The Organ as a Wind Instrument


The pipe organs found in concert halls are large scale instruments, with many metal pipes. Only some of these are visible, but back-stage there are actually many thousands of pipes – almost like a forest.
The reason several thousand pipes are needed is that one pipe can only produce one sound. One pipe might produce only a C-pitch sound with the timbre of a flute, for example, while another might be made to generate only a D-pitch sound with the timbre of a trumpet.
With a range of 56 notes from the lowest note to the highest, 56 pipes are required for each timbre of sound desired. In a case where 3 different timbres are sought, perhaps for a trumpet timbre and a flute timbre, three times as many pipes as the number of distinct tones in the range are required, making a total of 168 pipes.

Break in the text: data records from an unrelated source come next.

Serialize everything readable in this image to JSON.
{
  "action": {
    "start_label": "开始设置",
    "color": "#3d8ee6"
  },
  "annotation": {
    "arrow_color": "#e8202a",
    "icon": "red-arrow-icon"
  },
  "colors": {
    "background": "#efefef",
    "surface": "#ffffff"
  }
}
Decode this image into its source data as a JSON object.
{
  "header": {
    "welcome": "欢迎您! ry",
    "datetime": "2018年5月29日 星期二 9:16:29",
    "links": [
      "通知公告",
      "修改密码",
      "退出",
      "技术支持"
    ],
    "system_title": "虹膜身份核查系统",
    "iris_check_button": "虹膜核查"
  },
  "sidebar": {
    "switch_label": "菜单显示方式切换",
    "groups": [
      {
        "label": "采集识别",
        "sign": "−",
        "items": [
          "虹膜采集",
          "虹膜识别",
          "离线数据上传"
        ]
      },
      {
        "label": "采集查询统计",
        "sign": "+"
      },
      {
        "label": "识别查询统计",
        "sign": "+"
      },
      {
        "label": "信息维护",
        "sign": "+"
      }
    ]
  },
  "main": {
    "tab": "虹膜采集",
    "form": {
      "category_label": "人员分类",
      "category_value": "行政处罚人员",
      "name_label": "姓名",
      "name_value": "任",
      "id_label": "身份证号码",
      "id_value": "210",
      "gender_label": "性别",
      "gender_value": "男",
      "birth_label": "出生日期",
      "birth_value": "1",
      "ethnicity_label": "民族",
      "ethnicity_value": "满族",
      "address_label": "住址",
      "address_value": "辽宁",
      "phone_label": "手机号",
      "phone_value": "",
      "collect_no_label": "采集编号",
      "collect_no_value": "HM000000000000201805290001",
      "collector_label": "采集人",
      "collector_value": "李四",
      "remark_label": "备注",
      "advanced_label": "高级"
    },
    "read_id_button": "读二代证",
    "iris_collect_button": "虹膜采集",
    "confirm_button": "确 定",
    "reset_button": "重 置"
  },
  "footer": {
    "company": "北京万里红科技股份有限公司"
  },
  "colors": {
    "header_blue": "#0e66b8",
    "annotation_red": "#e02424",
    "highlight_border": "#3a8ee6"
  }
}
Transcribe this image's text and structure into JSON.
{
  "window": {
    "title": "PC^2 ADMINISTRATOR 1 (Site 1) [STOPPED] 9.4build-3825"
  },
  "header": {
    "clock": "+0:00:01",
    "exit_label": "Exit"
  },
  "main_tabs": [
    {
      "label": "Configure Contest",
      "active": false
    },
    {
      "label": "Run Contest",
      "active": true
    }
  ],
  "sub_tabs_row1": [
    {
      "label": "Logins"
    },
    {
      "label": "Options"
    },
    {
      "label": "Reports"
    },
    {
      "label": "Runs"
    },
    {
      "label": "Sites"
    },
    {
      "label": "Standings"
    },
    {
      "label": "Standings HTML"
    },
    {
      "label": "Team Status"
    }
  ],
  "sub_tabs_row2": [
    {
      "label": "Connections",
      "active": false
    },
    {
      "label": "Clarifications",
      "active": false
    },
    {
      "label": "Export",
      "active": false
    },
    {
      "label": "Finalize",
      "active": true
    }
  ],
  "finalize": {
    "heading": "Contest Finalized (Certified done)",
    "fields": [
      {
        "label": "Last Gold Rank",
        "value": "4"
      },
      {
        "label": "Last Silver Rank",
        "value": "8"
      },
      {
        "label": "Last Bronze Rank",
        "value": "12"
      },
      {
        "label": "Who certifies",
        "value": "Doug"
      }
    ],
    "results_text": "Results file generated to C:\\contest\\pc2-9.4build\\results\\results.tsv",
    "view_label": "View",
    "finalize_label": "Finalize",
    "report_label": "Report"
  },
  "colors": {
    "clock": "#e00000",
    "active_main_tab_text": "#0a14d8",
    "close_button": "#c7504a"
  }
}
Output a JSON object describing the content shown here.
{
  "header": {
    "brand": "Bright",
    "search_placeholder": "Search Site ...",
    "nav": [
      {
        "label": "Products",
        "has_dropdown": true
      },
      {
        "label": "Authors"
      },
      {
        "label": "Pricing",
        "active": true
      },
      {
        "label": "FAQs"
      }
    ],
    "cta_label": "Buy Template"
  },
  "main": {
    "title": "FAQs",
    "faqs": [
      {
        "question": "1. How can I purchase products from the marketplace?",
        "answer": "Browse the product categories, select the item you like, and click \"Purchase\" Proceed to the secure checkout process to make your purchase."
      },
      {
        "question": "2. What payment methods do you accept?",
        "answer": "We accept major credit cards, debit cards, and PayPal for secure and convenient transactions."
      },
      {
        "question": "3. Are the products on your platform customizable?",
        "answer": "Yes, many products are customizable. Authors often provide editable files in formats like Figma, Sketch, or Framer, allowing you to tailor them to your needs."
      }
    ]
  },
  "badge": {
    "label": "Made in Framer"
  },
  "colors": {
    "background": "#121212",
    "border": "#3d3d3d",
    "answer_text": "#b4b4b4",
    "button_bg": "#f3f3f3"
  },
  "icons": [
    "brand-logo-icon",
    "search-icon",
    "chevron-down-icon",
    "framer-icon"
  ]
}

This is to say that the more timbres of sound available on the organ the more pipes it needs, and the more gigantic it becomes!